Understanding questions


I left a couple of reference books on the table. When I returned to the classroom, they were looking up a map, in one of the books, to see where Noah's ark had come to rest. I consider that success! When students begin to investigate on their own. We've been together four years now in Capulispungo. They are now in the FLET program at the second level. We had a good class! We are now able to discuss issues and draw conclusions together. One student, Manuel Lema, is always asking questions. I like that. When we first started, no one would ask anything. Now we spend most of the class time working on questions. We went over Genesis 1-11. My challenge is not to explain, but to get them to understand. Again, success! They understood that Genesis 1-11 was not written to explain everything and answer all our questions, but it was written to answer very specific questions at the time. Questions like: "Where did we come from?" "Why is there evil in the world?" "Why are there so many different languages?" "How did the human race survive the flood?" etc.

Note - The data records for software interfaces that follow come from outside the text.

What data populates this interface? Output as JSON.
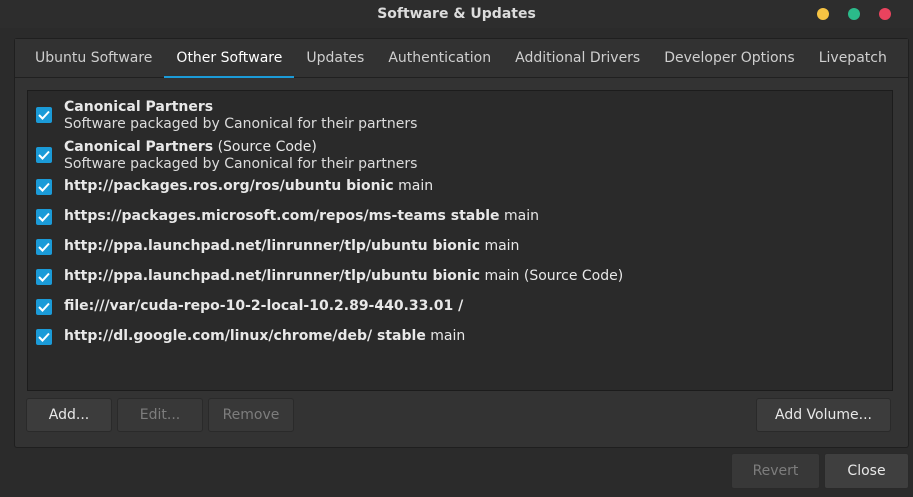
{
  "window": {
    "title": "Software & Updates"
  },
  "tabs": [
    {
      "label": "Ubuntu Software"
    },
    {
      "label": "Other Software"
    },
    {
      "label": "Updates"
    },
    {
      "label": "Authentication"
    },
    {
      "label": "Additional Drivers"
    },
    {
      "label": "Developer Options"
    },
    {
      "label": "Livepatch"
    }
  ],
  "active_tab": "Other Software",
  "sources": [
    {
      "checked": true,
      "bold": "Canonical Partners",
      "rest": "",
      "sub": "Software packaged by Canonical for their partners"
    },
    {
      "checked": true,
      "bold": "Canonical Partners",
      "rest": " (Source Code)",
      "sub": "Software packaged by Canonical for their partners"
    },
    {
      "checked": true,
      "bold": "http://packages.ros.org/ros/ubuntu bionic",
      "rest": " main",
      "sub": ""
    },
    {
      "checked": true,
      "bold": "https://packages.microsoft.com/repos/ms-teams stable",
      "rest": " main",
      "sub": ""
    },
    {
      "checked": true,
      "bold": "http://ppa.launchpad.net/linrunner/tlp/ubuntu bionic",
      "rest": " main",
      "sub": ""
    },
    {
      "checked": true,
      "bold": "http://ppa.launchpad.net/linrunner/tlp/ubuntu bionic",
      "rest": " main (Source Code)",
      "sub": ""
    },
    {
      "checked": true,
      "bold": "file:///var/cuda-repo-10-2-local-10.2.89-440.33.01 /",
      "rest": "",
      "sub": ""
    },
    {
      "checked": true,
      "bold": "http://dl.google.com/linux/chrome/deb/ stable",
      "rest": " main",
      "sub": ""
    }
  ],
  "buttons": {
    "add": "Add...",
    "edit": "Edit...",
    "remove": "Remove",
    "add_volume": "Add Volume...",
    "revert": "Revert",
    "close": "Close"
  },
  "colors": {
    "accent": "#1b9bd8",
    "minimize": "#f6c343",
    "maximize": "#2bba8a",
    "close": "#e9435e"
  }
}
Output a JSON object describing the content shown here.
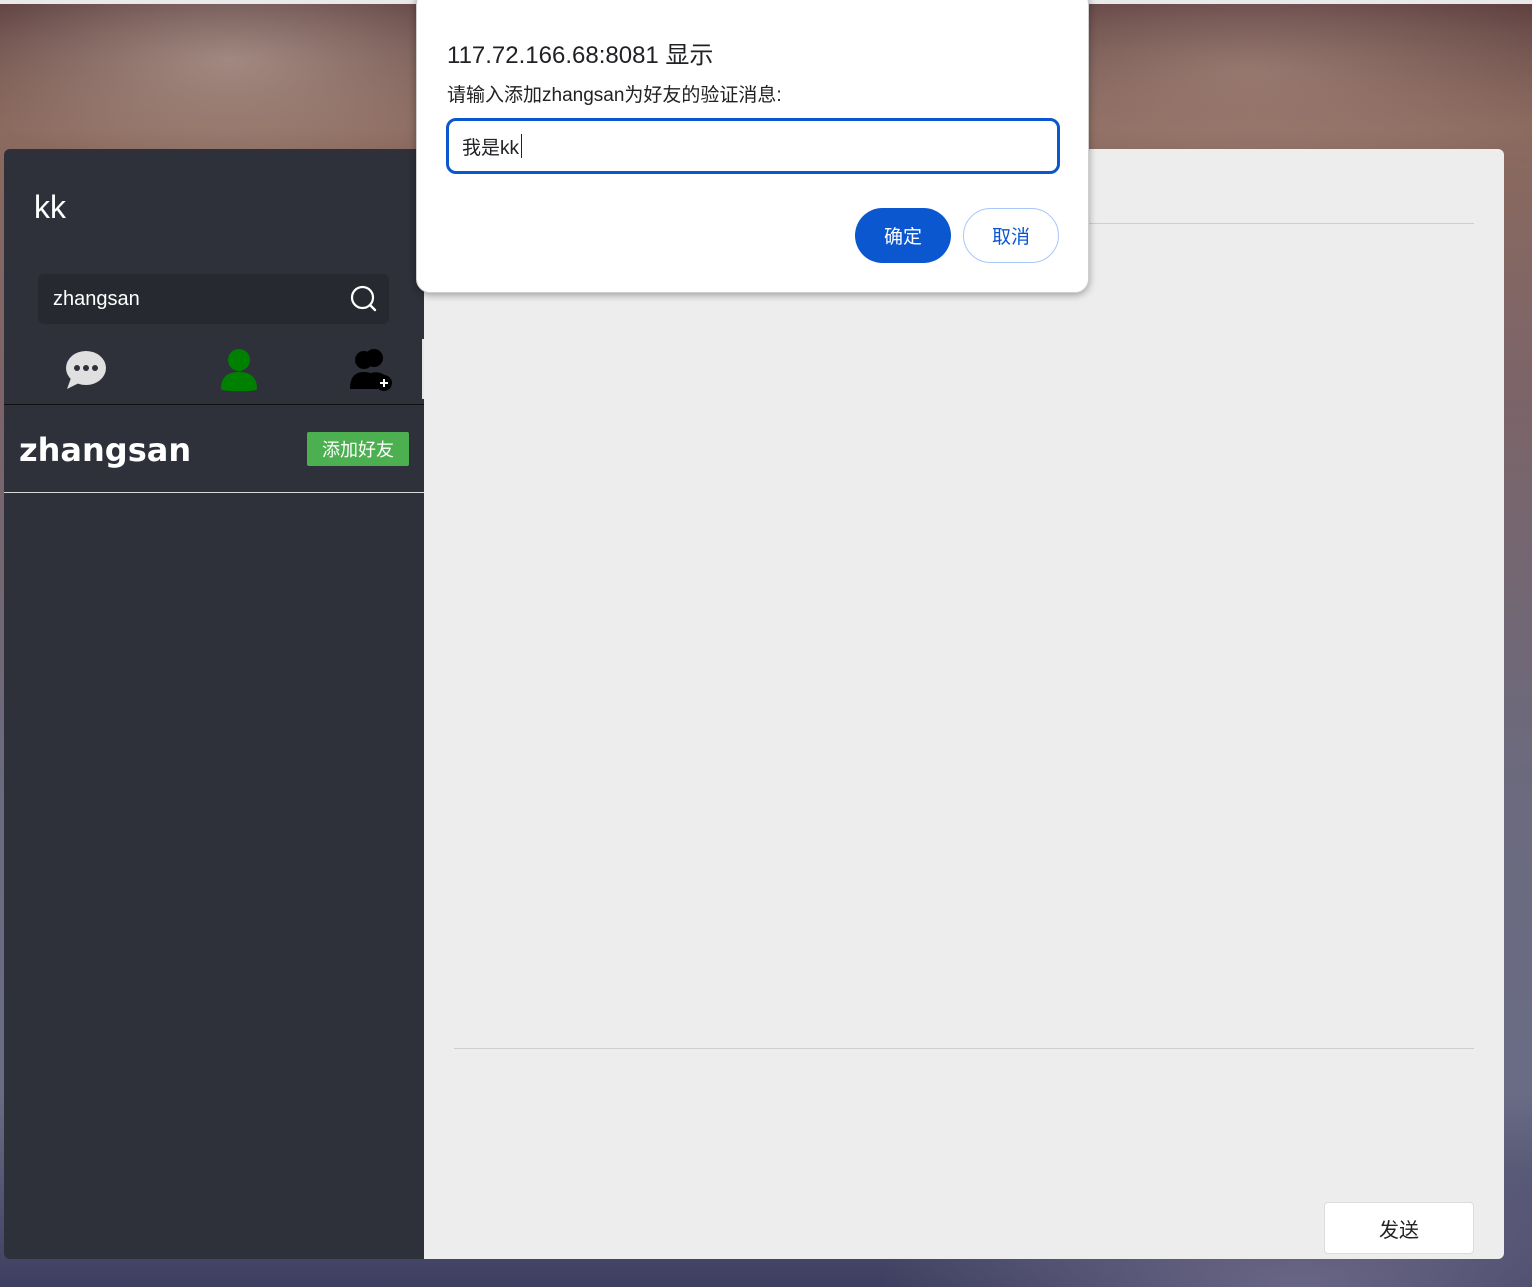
{
  "app": {
    "current_user": "kk",
    "search": {
      "value": "zhangsan"
    },
    "nav": {
      "icons": [
        "chat-bubble-icon",
        "contacts-person-icon",
        "add-friend-icon"
      ],
      "active_color": "#008000"
    },
    "search_result": {
      "name": "zhangsan",
      "add_friend_label": "添加好友",
      "button_color": "#4caf50"
    },
    "send_label": "发送"
  },
  "dialog": {
    "title": "117.72.166.68:8081 显示",
    "message": "请输入添加zhangsan为好友的验证消息:",
    "input_value": "我是kk",
    "ok_label": "确定",
    "cancel_label": "取消",
    "accent_color": "#0b57d0"
  }
}
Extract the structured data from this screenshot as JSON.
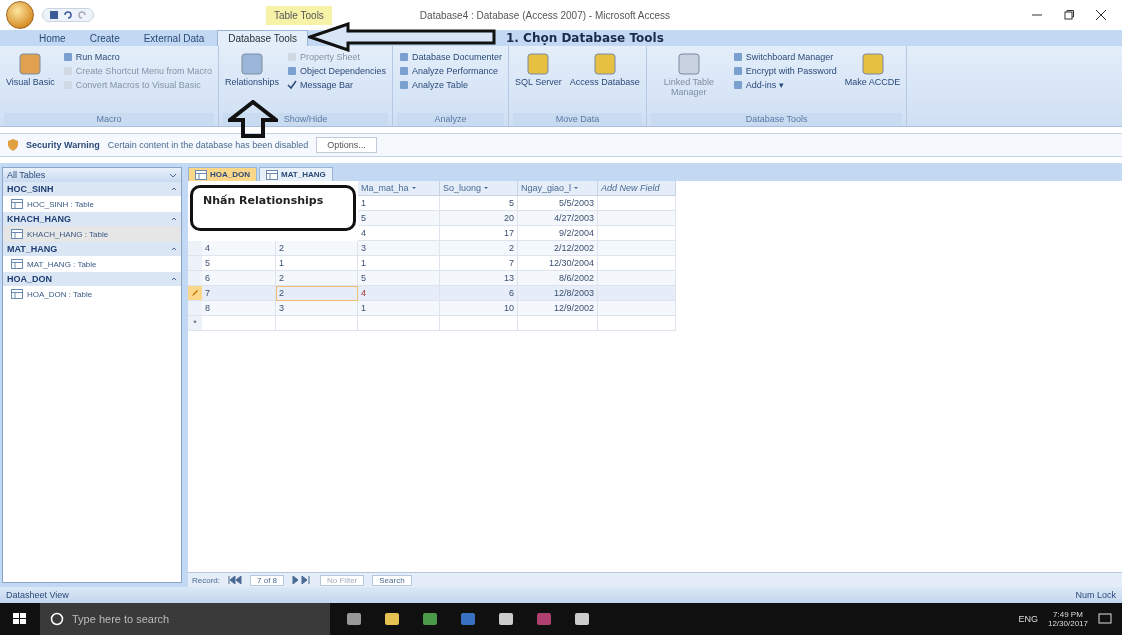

And to finish off the day, after talking about Noah, the flood, and God's promise, we witnessed a full rainbow in the afternoon!